(Interface dataset entries)
········

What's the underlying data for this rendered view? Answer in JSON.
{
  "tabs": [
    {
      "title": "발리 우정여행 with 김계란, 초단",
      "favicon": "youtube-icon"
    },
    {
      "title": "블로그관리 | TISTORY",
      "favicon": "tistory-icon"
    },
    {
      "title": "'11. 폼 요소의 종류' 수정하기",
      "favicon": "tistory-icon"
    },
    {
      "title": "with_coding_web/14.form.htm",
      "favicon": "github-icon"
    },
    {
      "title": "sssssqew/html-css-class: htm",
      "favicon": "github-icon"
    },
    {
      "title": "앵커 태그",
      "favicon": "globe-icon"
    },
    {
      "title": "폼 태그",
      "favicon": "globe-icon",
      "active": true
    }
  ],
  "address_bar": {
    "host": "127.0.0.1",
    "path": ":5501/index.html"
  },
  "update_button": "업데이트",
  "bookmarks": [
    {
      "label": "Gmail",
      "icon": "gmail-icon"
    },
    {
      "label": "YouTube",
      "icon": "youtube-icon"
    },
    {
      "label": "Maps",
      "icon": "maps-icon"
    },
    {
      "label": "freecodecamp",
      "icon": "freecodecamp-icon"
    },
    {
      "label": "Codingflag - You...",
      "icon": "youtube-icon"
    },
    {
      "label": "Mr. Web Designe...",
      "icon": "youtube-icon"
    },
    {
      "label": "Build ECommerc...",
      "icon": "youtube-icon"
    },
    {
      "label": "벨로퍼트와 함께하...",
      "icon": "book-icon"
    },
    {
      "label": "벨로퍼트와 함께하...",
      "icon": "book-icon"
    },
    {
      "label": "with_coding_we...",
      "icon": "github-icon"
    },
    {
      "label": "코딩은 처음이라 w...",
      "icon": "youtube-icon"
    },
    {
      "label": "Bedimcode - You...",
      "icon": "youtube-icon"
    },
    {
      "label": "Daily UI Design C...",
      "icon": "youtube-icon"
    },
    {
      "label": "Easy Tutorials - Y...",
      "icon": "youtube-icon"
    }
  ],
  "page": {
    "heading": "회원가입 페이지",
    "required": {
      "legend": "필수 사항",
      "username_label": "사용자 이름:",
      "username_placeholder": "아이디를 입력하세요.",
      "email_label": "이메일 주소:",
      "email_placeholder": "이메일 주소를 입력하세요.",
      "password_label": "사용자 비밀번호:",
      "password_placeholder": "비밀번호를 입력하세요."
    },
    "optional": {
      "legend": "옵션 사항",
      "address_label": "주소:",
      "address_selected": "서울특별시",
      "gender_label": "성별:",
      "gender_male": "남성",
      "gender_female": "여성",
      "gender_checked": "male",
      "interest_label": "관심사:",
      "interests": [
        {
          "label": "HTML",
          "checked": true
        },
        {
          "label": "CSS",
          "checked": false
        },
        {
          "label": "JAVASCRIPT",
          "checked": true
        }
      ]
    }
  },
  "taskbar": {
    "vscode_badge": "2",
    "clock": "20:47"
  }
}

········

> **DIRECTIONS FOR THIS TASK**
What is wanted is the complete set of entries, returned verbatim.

> **SOLUTION TO THIS PROBLEM**
What's the underlying data for this rendered view? Answer in JSON.
{
  "tabs": [
    {
      "title": "발리 우정여행 with 김계란, 초단",
      "favicon": "youtube-icon"
    },
    {
      "title": "블로그관리 | TISTORY",
      "favicon": "tistory-icon"
    },
    {
      "title": "'11. 폼 요소의 종류' 수정하기",
      "favicon": "tistory-icon"
    },
    {
      "title": "with_coding_web/14.form.htm",
      "favicon": "github-icon"
    },
    {
      "title": "sssssqew/html-css-class: htm",
      "favicon": "github-icon"
    },
    {
      "title": "앵커 태그",
      "favicon": "globe-icon"
    },
    {
      "title": "폼 태그",
      "favicon": "globe-icon",
      "active": true
    }
  ],
  "address_bar": {
    "host": "127.0.0.1",
    "path": ":5501/index.html"
  },
  "update_button": "업데이트",
  "bookmarks": [
    {
      "label": "Gmail",
      "icon": "gmail-icon"
    },
    {
      "label": "YouTube",
      "icon": "youtube-icon"
    },
    {
      "label": "Maps",
      "icon": "maps-icon"
    },
    {
      "label": "freecodecamp",
      "icon": "freecodecamp-icon"
    },
    {
      "label": "Codingflag - You...",
      "icon": "youtube-icon"
    },
    {
      "label": "Mr. Web Designe...",
      "icon": "youtube-icon"
    },
    {
      "label": "Build ECommerc...",
      "icon": "youtube-icon"
    },
    {
      "label": "벨로퍼트와 함께하...",
      "icon": "book-icon"
    },
    {
      "label": "벨로퍼트와 함께하...",
      "icon": "book-icon"
    },
    {
      "label": "with_coding_we...",
      "icon": "github-icon"
    },
    {
      "label": "코딩은 처음이라 w...",
      "icon": "youtube-icon"
    },
    {
      "label": "Bedimcode - You...",
      "icon": "youtube-icon"
    },
    {
      "label": "Daily UI Design C...",
      "icon": "youtube-icon"
    },
    {
      "label": "Easy Tutorials - Y...",
      "icon": "youtube-icon"
    }
  ],
  "page": {
    "heading": "회원가입 페이지",
    "required": {
      "legend": "필수 사항",
      "username_label": "사용자 이름:",
      "username_placeholder": "아이디를 입력하세요.",
      "email_label": "이메일 주소:",
      "email_placeholder": "이메일 주소를 입력하세요.",
      "password_label": "사용자 비밀번호:",
      "password_placeholder": "비밀번호를 입력하세요."
    },
    "optional": {
      "legend": "옵션 사항",
      "address_label": "주소:",
      "address_selected": "서울특별시",
      "gender_label": "성별:",
      "gender_male": "남성",
      "gender_female": "여성",
      "gender_checked": "male",
      "interest_label": "관심사:",
      "interests": [
        {
          "label": "HTML",
          "checked": true
        },
        {
          "label": "CSS",
          "checked": false
        },
        {
          "label": "JAVASCRIPT",
          "checked": true
        }
      ]
    }
  },
  "taskbar": {
    "vscode_badge": "2",
    "clock": "20:47"
  }
}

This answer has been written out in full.